Several hours later, I’ve already taught three sections of students and interacted with a number of people who wondered, “Well, how was your trip?” I’m really glad they asked, because as I answered people, I began to learn what impact this trip to South Africa has had on me.
It became rather clear early in the journey that our purpose, or at least my purpose, was to be an observer. This was a new role for me. Often I am a leader, presenter, director, and planner. This past week, I was a follower, listener, observer, and receiver. In this role, I was free to take in South African culture, to hear the stories of a variety of people, to let go of responsibility, and to bear witness to the contrast between my life in the United States and the lives of the people I met in South Africa.
First of all, although I often think I need more, I recognize now how much I have in contrast with many of the people I saw. For example, I complained at the beginning of my semester because the classroom where I teach didn’t come equipped with dry erase markers or an eraser, even though it did come equipped with a computer, projection, and wifi. I easily purchased a pack of markers and an eraser for less than $5, a textbook was provided to me, and I am paid a fair salary to teach under 25 students in each of my three classes. In contrast, my colleagues in South Africa have no internet in their classrooms at all — not even dial-up. They have a few mostly outdated textbooks, worn posters on the walls, drying up markers, and classrooms crammed with up to 40 students — and that was in a kindergarten class! And guys, despite the fact that they earn very little, they aren’t complaining. They are teaching and learning. The instructors are engaging their students. The students take pride in their work.
Yes, the contrast was palpable.

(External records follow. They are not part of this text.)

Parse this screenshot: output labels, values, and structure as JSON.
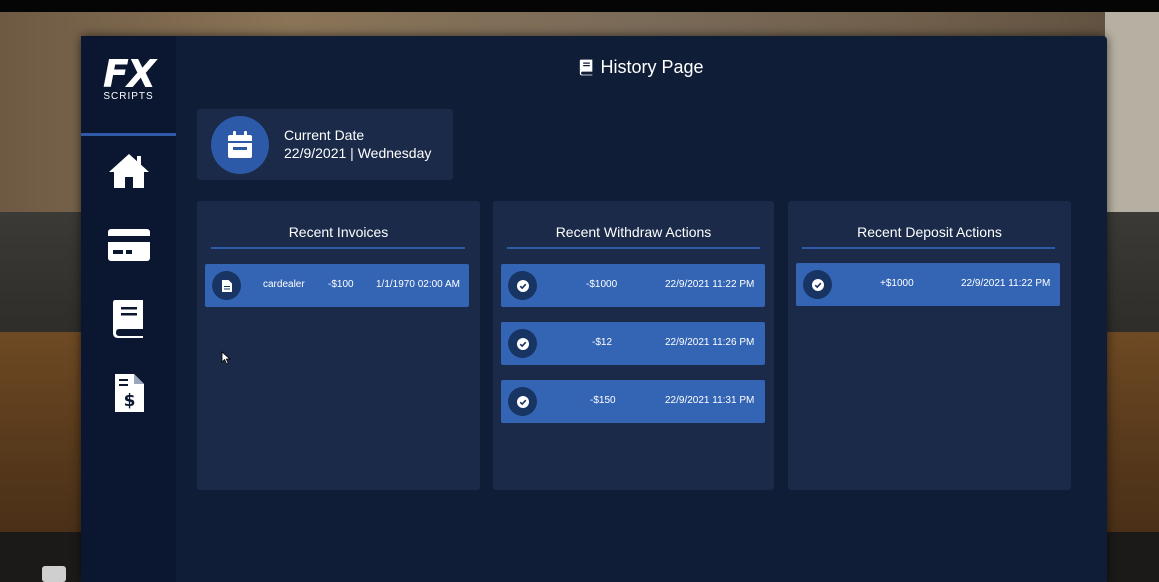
{
  "app": {
    "logo_main": "FX",
    "logo_sub": "SCRIPTS",
    "page_title": "History Page"
  },
  "sidebar": {
    "items": [
      {
        "icon": "home-icon"
      },
      {
        "icon": "credit-card-icon"
      },
      {
        "icon": "book-icon"
      },
      {
        "icon": "invoice-dollar-icon"
      }
    ]
  },
  "date_card": {
    "label": "Current Date",
    "value": "22/9/2021 | Wednesday"
  },
  "invoices": {
    "title": "Recent Invoices",
    "rows": [
      {
        "name": "cardealer",
        "amount": "-$100",
        "datetime": "1/1/1970 02:00 AM"
      }
    ]
  },
  "withdraws": {
    "title": "Recent Withdraw Actions",
    "rows": [
      {
        "amount": "-$1000",
        "datetime": "22/9/2021 11:22 PM"
      },
      {
        "amount": "-$12",
        "datetime": "22/9/2021 11:26 PM"
      },
      {
        "amount": "-$150",
        "datetime": "22/9/2021 11:31 PM"
      }
    ]
  },
  "deposits": {
    "title": "Recent Deposit Actions",
    "rows": [
      {
        "amount": "+$1000",
        "datetime": "22/9/2021 11:22 PM"
      }
    ]
  },
  "colors": {
    "panel": "#0f1d36",
    "sidebar": "#0b1730",
    "card": "#1a2a48",
    "accent": "#3465b5",
    "rule": "#2f5aa7"
  }
}
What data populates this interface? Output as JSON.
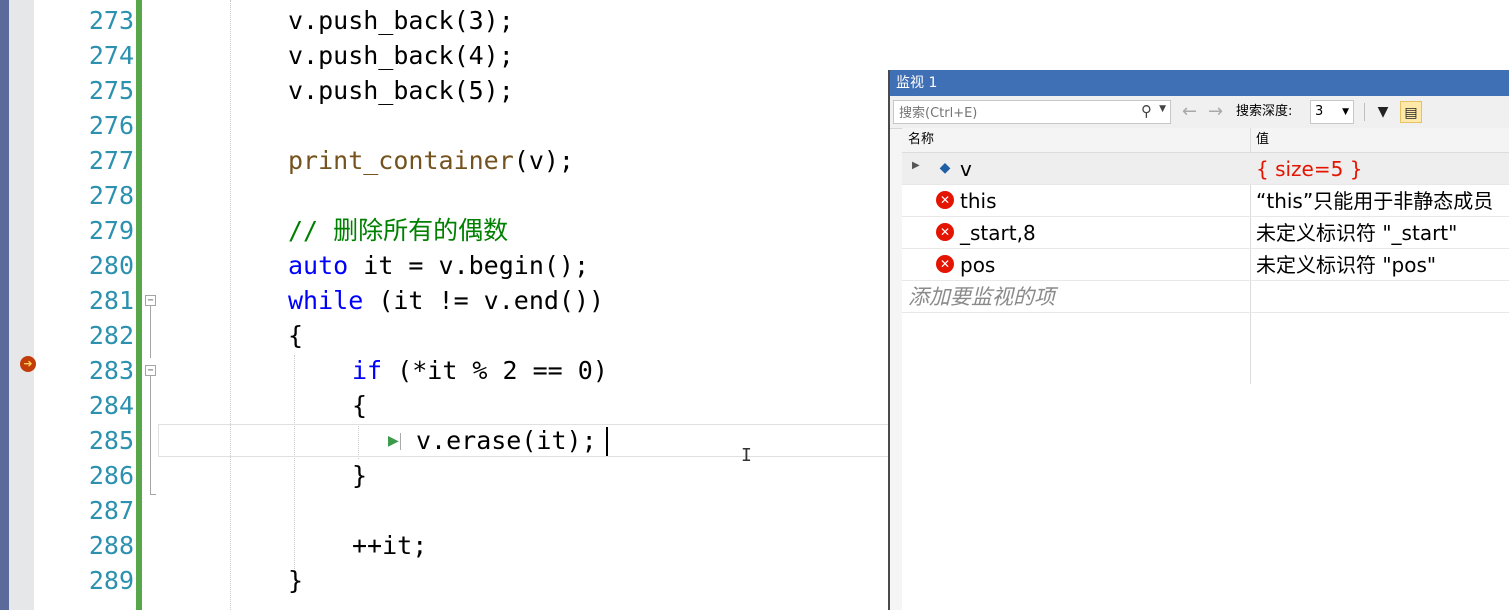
{
  "editor": {
    "line_numbers": [
      "273",
      "274",
      "275",
      "276",
      "277",
      "278",
      "279",
      "280",
      "281",
      "282",
      "283",
      "284",
      "285",
      "286",
      "287",
      "288",
      "289"
    ],
    "code": {
      "l273": "v.push_back(3);",
      "l274": "v.push_back(4);",
      "l275": "v.push_back(5);",
      "l277_fn": "print_container",
      "l277_rest": "(v);",
      "l279_comment": "// 删除所有的偶数",
      "l280_kw": "auto",
      "l280_rest": " it = v.begin();",
      "l281_kw": "while",
      "l281_rest": " (it != v.end())",
      "l282": "{",
      "l283_kw": "if",
      "l283_rest": " (*it % 2 == 0)",
      "l284": "{",
      "l285": "v.erase(it);",
      "l286": "}",
      "l288": "++it;",
      "l289": "}"
    },
    "colors": {
      "keyword": "#0000ff",
      "comment": "#008000",
      "line_number": "#2b91af",
      "change_bar": "#57a64a"
    }
  },
  "watch": {
    "title": "监视 1",
    "search_placeholder": "搜索(Ctrl+E)",
    "depth_label": "搜索深度:",
    "depth_value": "3",
    "columns": {
      "name": "名称",
      "value": "值"
    },
    "rows": [
      {
        "name": "v",
        "value": "{ size=5 }",
        "icon": "object-icon",
        "changed": true
      },
      {
        "name": "this",
        "value": "“this”只能用于非静态成员",
        "icon": "error-icon",
        "changed": false
      },
      {
        "name": "_start,8",
        "value": "未定义标识符 \"_start\"",
        "icon": "error-icon",
        "changed": false
      },
      {
        "name": "pos",
        "value": "未定义标识符 \"pos\"",
        "icon": "error-icon",
        "changed": false
      }
    ],
    "add_item_placeholder": "添加要监视的项",
    "colors": {
      "title_bar": "#3f6fb5",
      "error": "#e51400"
    }
  }
}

It was also evident in the ways that I noticed people interacting with one another. Each time people see each other during the day, they greet one another, “Good morning! How are you?” Even if they have seen each other several times, they still formally greet one another before they move on in conversation. This was a challenge for me! I am known to jump right in with “Hey, did you get my email?” For a week, I practiced acknowledging the person in front of me instead of the task that he or she could perform for me. The simple practice of speaking a greeting shifted my perspective. That, plus the fact that I had no real responsibilities, allowed me to see people and listen more carefully than I am typically apt to do.

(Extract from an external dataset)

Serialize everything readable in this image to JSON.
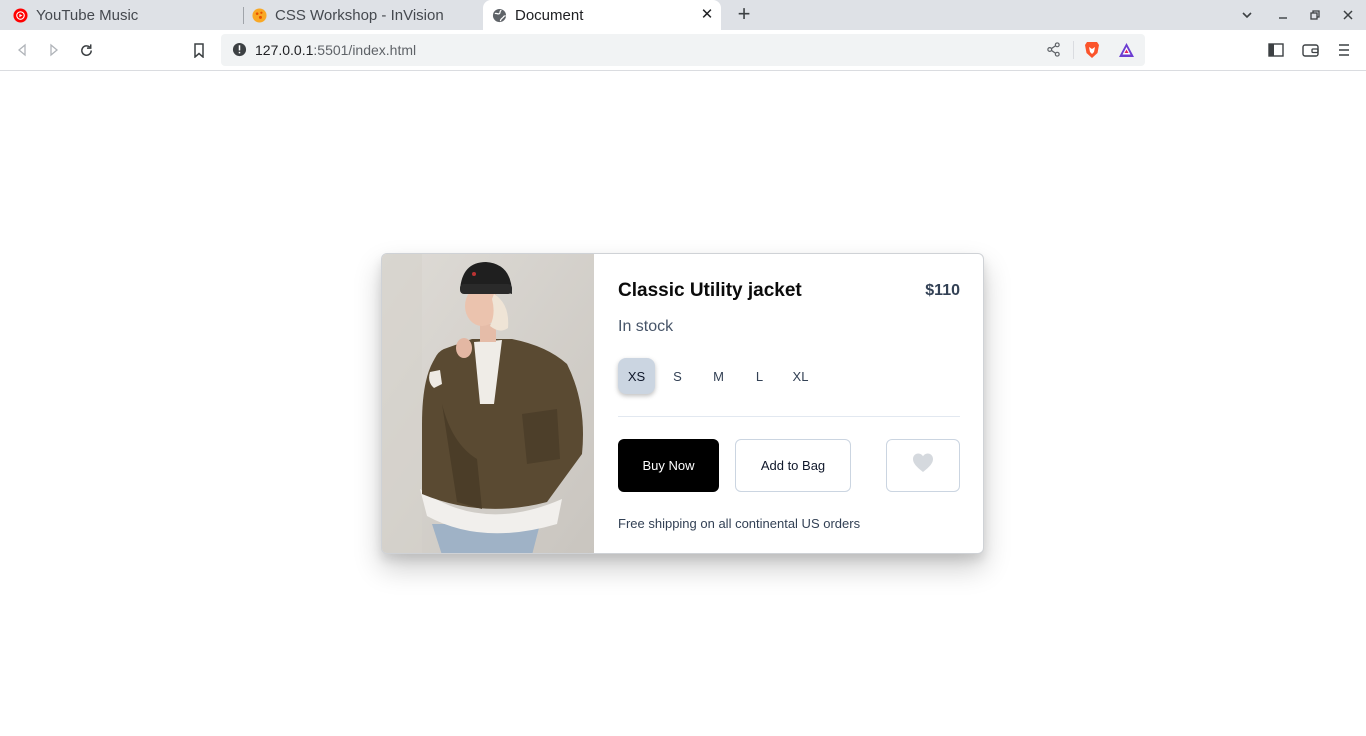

In fact, I noticed today, here in Michigan, that I was looking at people in the eyes a bit more, listening a little more intently, worrying a little less about getting to the next task on my list. I hope it lasts.
The third difference I will note today is the energetic spirit I saw in the people of South Africa — particularly the black South Africans. Apartheid ended a number of years ago, but the differences and division between whites and blacks could not be more obvious. In one week’s time I noticed that black South Africans have less — less status, less power, less money, and less opportunity than the white South Africans. Yet they do not seem defeated. Their spirit propels them to walk great distances along red clay paths — rain or shine — to work and to school. They sit up tall in their classrooms, raise their hands high, and open their mouths to sing as they work, whether their tasks are menial or meaningful. Rather than seeming angry or sad, they exude joy! Their worship was filled with dancing, clapping, and even marching! They smiled, laughed, and played with one another — despite their seeming disadvantage. I was struck by this. I have not experienced the kind of disadvantage that all of them have experienced. I have led a life of plenty. I have not gone one day without food, clothing, or shelter in my fifty years of life. I have had every opportunity for education, employment, and entertainment that I have ever desired. Yet I am often discouraged, stressed, and even angry about what I don’t have.
So, you know what’s coming, don’t you? I opened my Bible study today and turned to the reading in Psalm 37. (I really can’t make this stuff up.) When I read the words, “Delight yourself in the Lord and He will give you the desires of your heart,” I pictured my new South African friends smiling, clapping, and dancing — delighting themselves in the Lord. They are happy and celebrating the fact that they have Him, regardless of the things that they don’t have.
I can learn a lot from these people. I think I have begun to.
Psalm 37: 23-24
The steps of a man are established by the Lord, when he delights in his way;
though he fall, he shall not be cast headlong.